By David S. Hilzenrath
Washington Post Staff Writer
Tuesday, May 19, 2009
The Supreme Court yesterday agreed to consider a challenge to the Sarbanes-Oxley Act of 2002, the centerpiece of the government's response to the watershed accounting scandals at Enron and Worldcom.
The case tests the constitutionality of a nonprofit oversight board created to regulate auditors of public companies. Plaintiffs in the case, including a Nevada accounting firm, allege that the oversight board was endowed with unchecked government powers.
If the court agrees, it could force Congress to reopen the debate over one of the most sweeping pieces of business legislation since the 1930s. Supporters say the Sarbanes-Oxley Act has helped protect investors; critics say it has imposed costly burdens on corporations.
The court accepted the case for consideration in the term that begins in October.
Congress enacted Sarbanes-Oxley after big accounting firms such as the now-defunct Arthur Andersen failed to protect shareholders from a wave of accounting manipulations that made corporations look healthier and more profitable than they really were. Until 2002, the accounting profession was largely responsible for making its own rules and overseeing itself.
Under Sarbanes-Oxley, a new Public Company Accounting Oversight Board was given the power to set auditing standards, inspect audit firms and investigate suspected wrongdoing by firms that certify the reliability of corporate financial statements.
Plaintiffs in the Supreme Court case allege that the authors of the act set out to insulate the board from political pressure and went too far.

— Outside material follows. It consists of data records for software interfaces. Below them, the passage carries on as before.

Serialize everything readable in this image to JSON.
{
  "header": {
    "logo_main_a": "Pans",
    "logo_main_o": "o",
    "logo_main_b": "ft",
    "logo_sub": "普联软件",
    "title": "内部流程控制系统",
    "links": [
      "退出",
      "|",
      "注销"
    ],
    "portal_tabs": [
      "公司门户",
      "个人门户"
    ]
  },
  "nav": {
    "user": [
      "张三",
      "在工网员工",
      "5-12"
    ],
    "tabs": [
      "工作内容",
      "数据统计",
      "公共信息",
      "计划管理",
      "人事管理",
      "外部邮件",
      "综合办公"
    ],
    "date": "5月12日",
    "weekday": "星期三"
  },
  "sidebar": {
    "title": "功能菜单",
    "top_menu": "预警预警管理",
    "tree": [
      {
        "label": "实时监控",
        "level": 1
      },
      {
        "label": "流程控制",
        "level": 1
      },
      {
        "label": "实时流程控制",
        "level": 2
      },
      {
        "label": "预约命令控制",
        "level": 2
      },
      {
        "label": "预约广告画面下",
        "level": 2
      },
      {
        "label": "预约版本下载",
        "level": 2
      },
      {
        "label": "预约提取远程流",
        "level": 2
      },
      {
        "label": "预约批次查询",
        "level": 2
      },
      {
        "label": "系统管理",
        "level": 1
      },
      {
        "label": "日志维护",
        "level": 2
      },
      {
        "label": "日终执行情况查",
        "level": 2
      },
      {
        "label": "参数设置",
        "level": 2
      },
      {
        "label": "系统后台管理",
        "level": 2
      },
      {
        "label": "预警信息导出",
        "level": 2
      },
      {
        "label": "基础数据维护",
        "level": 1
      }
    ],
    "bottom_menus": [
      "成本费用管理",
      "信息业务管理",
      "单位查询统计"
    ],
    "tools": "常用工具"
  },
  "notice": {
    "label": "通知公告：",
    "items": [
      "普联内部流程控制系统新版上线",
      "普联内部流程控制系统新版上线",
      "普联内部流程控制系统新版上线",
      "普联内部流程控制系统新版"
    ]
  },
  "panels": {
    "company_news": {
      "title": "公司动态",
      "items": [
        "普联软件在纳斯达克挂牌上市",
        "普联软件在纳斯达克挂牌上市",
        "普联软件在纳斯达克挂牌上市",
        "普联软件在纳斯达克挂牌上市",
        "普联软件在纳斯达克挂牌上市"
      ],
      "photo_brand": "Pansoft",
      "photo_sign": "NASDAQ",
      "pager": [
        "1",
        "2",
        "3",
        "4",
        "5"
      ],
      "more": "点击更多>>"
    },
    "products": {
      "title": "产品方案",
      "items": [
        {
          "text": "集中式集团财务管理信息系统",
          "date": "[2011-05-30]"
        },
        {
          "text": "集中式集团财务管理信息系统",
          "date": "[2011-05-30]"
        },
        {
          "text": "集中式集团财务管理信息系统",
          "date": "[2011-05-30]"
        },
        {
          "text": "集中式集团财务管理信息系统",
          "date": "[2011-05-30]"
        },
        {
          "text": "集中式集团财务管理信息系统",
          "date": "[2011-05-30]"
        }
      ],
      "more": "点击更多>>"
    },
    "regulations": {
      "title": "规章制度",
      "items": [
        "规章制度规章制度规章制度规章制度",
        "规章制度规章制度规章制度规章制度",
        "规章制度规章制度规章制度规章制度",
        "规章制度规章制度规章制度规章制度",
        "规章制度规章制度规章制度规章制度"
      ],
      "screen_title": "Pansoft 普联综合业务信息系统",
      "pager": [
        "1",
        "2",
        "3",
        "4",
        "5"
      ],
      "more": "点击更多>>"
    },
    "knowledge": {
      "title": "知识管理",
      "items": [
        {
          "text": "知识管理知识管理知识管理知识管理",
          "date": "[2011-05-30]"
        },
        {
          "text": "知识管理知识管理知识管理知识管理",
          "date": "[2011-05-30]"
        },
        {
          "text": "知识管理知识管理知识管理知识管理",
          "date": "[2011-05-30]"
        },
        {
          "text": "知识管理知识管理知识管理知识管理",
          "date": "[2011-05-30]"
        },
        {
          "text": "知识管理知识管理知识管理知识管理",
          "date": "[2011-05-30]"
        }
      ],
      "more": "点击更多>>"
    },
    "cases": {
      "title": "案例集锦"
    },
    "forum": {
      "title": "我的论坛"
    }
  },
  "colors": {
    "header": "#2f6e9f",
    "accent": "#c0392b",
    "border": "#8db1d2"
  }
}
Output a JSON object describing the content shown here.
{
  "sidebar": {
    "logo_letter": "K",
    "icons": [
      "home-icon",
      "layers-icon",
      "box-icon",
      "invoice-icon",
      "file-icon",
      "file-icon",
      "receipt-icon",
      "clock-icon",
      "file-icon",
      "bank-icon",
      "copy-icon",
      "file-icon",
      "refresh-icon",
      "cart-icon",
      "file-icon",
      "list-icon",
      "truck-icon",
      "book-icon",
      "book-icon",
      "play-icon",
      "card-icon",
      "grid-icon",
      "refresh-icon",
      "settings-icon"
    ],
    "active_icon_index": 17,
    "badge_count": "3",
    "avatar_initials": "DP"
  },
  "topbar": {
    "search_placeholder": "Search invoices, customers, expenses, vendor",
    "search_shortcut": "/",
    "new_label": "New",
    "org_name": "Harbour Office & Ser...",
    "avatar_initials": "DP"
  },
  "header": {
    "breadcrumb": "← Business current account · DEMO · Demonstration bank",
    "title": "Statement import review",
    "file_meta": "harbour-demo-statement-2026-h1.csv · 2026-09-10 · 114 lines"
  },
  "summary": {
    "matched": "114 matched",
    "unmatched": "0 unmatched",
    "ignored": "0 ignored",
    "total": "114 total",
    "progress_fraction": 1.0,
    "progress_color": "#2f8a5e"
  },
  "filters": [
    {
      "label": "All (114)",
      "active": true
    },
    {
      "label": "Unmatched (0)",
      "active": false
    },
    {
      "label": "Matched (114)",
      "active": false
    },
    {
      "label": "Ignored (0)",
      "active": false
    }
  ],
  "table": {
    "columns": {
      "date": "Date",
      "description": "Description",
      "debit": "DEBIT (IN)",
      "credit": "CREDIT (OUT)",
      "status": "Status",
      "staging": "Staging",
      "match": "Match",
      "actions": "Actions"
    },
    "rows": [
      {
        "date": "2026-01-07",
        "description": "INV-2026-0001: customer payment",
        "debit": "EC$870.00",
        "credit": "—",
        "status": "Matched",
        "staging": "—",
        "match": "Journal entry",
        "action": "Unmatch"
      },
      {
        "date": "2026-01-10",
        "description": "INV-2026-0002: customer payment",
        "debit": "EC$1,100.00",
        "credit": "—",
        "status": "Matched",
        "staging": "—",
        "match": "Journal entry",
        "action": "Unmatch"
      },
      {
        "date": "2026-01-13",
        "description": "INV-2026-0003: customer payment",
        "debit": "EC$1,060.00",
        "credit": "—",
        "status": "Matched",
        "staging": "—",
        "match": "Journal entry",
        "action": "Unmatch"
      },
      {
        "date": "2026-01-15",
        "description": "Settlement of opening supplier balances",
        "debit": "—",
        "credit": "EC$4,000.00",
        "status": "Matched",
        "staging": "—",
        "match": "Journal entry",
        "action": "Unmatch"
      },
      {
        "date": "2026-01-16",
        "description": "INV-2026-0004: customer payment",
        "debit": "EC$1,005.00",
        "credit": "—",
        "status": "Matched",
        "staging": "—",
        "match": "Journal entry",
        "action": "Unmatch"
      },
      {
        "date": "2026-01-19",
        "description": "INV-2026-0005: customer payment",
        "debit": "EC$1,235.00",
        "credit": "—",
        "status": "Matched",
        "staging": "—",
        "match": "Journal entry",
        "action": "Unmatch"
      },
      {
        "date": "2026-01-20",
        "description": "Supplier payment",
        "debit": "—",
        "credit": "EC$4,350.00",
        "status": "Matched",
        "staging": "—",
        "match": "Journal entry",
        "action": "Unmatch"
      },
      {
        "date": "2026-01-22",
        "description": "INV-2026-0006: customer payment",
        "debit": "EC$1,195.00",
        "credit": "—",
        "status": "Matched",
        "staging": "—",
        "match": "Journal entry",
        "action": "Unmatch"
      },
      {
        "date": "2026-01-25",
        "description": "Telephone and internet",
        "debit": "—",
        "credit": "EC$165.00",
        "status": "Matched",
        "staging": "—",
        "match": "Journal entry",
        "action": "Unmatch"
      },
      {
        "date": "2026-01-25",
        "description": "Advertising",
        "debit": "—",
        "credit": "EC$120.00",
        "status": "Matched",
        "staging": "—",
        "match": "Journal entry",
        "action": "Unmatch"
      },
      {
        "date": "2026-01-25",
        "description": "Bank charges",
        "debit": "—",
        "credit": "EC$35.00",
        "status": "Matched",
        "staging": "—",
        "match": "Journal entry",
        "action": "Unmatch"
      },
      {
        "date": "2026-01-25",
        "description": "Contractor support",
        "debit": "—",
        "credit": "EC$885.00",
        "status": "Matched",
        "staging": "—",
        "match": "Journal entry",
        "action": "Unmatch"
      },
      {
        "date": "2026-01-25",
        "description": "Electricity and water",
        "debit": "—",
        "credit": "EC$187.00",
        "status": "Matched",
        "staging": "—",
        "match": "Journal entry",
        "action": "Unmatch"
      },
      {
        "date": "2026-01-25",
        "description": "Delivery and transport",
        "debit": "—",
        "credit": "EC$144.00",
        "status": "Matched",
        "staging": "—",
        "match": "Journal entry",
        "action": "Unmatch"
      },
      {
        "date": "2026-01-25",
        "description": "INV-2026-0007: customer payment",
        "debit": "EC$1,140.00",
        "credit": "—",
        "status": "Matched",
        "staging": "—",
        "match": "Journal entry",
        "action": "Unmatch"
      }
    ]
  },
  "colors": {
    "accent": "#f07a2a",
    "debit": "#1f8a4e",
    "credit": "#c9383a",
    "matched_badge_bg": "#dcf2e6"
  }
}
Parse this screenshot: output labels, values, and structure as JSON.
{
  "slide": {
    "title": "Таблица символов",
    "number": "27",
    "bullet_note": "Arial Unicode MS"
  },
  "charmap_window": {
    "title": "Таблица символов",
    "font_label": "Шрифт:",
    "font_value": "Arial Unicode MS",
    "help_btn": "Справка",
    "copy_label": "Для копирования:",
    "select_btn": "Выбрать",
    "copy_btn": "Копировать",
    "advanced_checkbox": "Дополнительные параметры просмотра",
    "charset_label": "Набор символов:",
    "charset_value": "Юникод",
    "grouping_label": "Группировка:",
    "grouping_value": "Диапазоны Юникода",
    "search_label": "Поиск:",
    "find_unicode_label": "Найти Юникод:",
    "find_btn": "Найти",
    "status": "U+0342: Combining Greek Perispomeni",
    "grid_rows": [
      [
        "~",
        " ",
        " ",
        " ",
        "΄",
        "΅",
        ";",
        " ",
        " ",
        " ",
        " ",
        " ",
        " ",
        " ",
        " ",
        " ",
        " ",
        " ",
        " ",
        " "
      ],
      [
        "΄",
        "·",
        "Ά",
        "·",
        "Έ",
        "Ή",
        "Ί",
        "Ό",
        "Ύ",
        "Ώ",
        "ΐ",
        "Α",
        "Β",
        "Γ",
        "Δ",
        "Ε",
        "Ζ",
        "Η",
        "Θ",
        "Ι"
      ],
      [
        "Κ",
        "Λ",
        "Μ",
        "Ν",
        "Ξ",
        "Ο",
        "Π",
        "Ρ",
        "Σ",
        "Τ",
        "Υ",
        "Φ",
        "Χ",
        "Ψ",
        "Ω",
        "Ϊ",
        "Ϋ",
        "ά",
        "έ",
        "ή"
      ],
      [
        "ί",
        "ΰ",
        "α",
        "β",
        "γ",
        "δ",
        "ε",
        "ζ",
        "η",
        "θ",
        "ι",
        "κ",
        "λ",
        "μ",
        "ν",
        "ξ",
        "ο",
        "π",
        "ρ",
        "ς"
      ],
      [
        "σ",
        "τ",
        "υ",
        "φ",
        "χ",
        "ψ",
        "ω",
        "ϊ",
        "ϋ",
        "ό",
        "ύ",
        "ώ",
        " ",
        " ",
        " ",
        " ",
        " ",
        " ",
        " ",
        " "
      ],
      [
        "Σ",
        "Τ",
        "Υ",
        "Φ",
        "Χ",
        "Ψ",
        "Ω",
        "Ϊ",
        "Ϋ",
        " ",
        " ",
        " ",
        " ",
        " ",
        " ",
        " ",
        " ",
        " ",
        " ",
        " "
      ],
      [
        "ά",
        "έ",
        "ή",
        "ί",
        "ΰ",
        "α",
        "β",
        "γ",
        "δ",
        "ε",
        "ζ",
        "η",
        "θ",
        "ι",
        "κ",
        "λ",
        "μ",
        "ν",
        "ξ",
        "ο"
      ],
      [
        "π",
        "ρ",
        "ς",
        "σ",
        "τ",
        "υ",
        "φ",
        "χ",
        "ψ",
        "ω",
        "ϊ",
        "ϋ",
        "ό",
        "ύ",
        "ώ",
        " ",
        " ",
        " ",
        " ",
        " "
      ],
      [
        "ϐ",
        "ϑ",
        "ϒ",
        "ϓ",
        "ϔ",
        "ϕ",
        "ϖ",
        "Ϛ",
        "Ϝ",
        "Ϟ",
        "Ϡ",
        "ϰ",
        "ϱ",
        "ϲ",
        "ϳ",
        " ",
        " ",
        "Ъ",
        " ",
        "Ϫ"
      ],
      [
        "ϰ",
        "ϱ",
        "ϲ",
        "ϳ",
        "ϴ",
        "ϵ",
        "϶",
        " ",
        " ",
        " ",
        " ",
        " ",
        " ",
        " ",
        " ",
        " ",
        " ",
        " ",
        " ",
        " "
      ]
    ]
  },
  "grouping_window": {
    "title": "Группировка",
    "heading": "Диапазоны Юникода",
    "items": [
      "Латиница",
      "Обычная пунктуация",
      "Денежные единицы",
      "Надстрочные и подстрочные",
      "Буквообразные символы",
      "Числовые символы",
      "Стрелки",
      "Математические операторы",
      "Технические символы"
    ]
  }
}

They contend that the act leaves the president with insufficient control over what are essentially executive functions, thereby violating the constitutional separation of powers.
Among other things, plaintiffs object to the fact that members of the oversight board are appointed by the Securities and Exchange Commission, which they say impinges on the president's authority to make appointments.
The lawsuit challenging the act was filed by Beckstead and Watts, an accounting firm that the board accused of performing flawed audits, and the Free Enterprise Fund, which calls for limited government.
The U.S. Circuit Court of Appeals for the District of Columbia rejected the suit last year, when a three-judge panel of split 2 to 1. Before that, a trial judge had thrown out the case.
In the earlier appeal, parties filing briefs in defense of Sarbanes-Oxley included the Council of Institutional Investors, which represents big pension funds, and seven former chairmen of the SEC.
The board "plays a critical role ensuring that audited financial statements meet investor needs," Jeff Mahoney, general counsel of the Council of Institutional Investors, said yesterday.
Urging the Supreme Court not to take the appeal, the Justice Department argued that Congress modeled the oversight board on so-called self-regulatory organizations that oversee stock exchanges and stockbrokers. The SEC has the ultimate authority over every aspect of the oversight board's work, the Justice Department wrote.
The lawsuit is widely seen as part of an assault on other aspects of the Sarbanes-Oxley Act, including the requirement that corporations obtain audits not only of their financial statements but also of their internal controls.
If the oversight board were declared unconstitutional, it would not be difficult for Congress and the SEC to correct the defects, said Georgetown law professor Donald C. Langevoort. But if Congress were forced to revisit the legislation, the result could be a legislative free-for-all for interest groups, including those seeking to change other aspects of Sarbanes-Oxley, said Columbia law professor John C. Coffee.
"As a practical matter, once this goes back to Congress" -- if it does -- "it may be irresistible for the Congress to re-examine the whole thing," said Christian G. Vergonis of Jones Day, who represents plaintiffs in the case.
Staff researcher Robert Thomason contributed to this report.